Segment Open

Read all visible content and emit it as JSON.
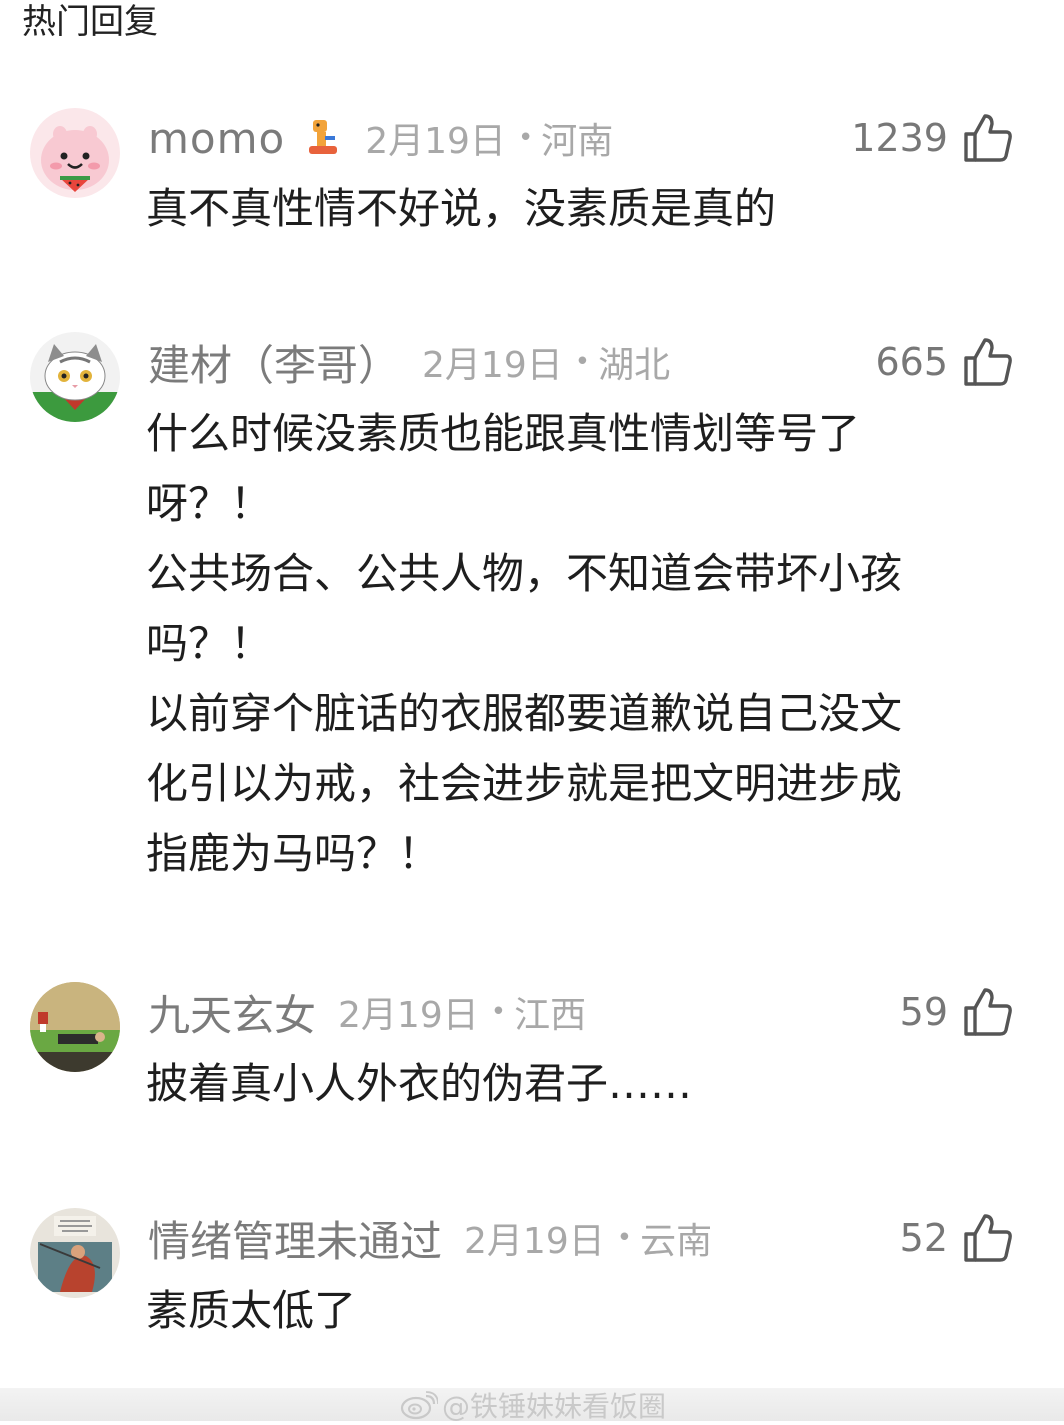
{
  "section_title": "热门回复",
  "colors": {
    "meta_gray": "#a8a8a8",
    "name_gray": "#7b7b7b",
    "text": "#1e1e1e",
    "icon": "#555555"
  },
  "comments": [
    {
      "username": "momo",
      "avatar_icon": "pink-cartoon-avatar-icon",
      "badge_icon": "cartoon-badge-icon",
      "date": "2月19日",
      "separator": "•",
      "location": "河南",
      "likes": "1239",
      "text": "真不真性情不好说，没素质是真的"
    },
    {
      "username": "建材（李哥）",
      "avatar_icon": "cat-avatar-icon",
      "date": "2月19日",
      "separator": "•",
      "location": "湖北",
      "likes": "665",
      "text": "什么时候没素质也能跟真性情划等号了\n呀？！\n公共场合、公共人物，不知道会带坏小孩\n吗？！\n以前穿个脏话的衣服都要道歉说自己没文\n化引以为戒，社会进步就是把文明进步成\n指鹿为马吗？！"
    },
    {
      "username": "九天玄女",
      "avatar_icon": "landscape-avatar-icon",
      "date": "2月19日",
      "separator": "•",
      "location": "江西",
      "likes": "59",
      "text": "披着真小人外衣的伪君子……"
    },
    {
      "username": "情绪管理未通过",
      "avatar_icon": "painting-avatar-icon",
      "date": "2月19日",
      "separator": "•",
      "location": "云南",
      "likes": "52",
      "text": "素质太低了"
    }
  ],
  "watermark": {
    "icon": "weibo-logo-icon",
    "text": "@铁锤妹妹看饭圈"
  }
}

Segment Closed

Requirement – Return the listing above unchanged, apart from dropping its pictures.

Response area –
Read all visible content and emit it as JSON.
{
  "section_title": "热门回复",
  "colors": {
    "meta_gray": "#a8a8a8",
    "name_gray": "#7b7b7b",
    "text": "#1e1e1e",
    "icon": "#555555"
  },
  "comments": [
    {
      "username": "momo",
      "avatar_icon": "pink-cartoon-avatar-icon",
      "badge_icon": "cartoon-badge-icon",
      "date": "2月19日",
      "separator": "•",
      "location": "河南",
      "likes": "1239",
      "text": "真不真性情不好说，没素质是真的"
    },
    {
      "username": "建材（李哥）",
      "avatar_icon": "cat-avatar-icon",
      "date": "2月19日",
      "separator": "•",
      "location": "湖北",
      "likes": "665",
      "text": "什么时候没素质也能跟真性情划等号了\n呀？！\n公共场合、公共人物，不知道会带坏小孩\n吗？！\n以前穿个脏话的衣服都要道歉说自己没文\n化引以为戒，社会进步就是把文明进步成\n指鹿为马吗？！"
    },
    {
      "username": "九天玄女",
      "avatar_icon": "landscape-avatar-icon",
      "date": "2月19日",
      "separator": "•",
      "location": "江西",
      "likes": "59",
      "text": "披着真小人外衣的伪君子……"
    },
    {
      "username": "情绪管理未通过",
      "avatar_icon": "painting-avatar-icon",
      "date": "2月19日",
      "separator": "•",
      "location": "云南",
      "likes": "52",
      "text": "素质太低了"
    }
  ],
  "watermark": {
    "icon": "weibo-logo-icon",
    "text": "@铁锤妹妹看饭圈"
  }
}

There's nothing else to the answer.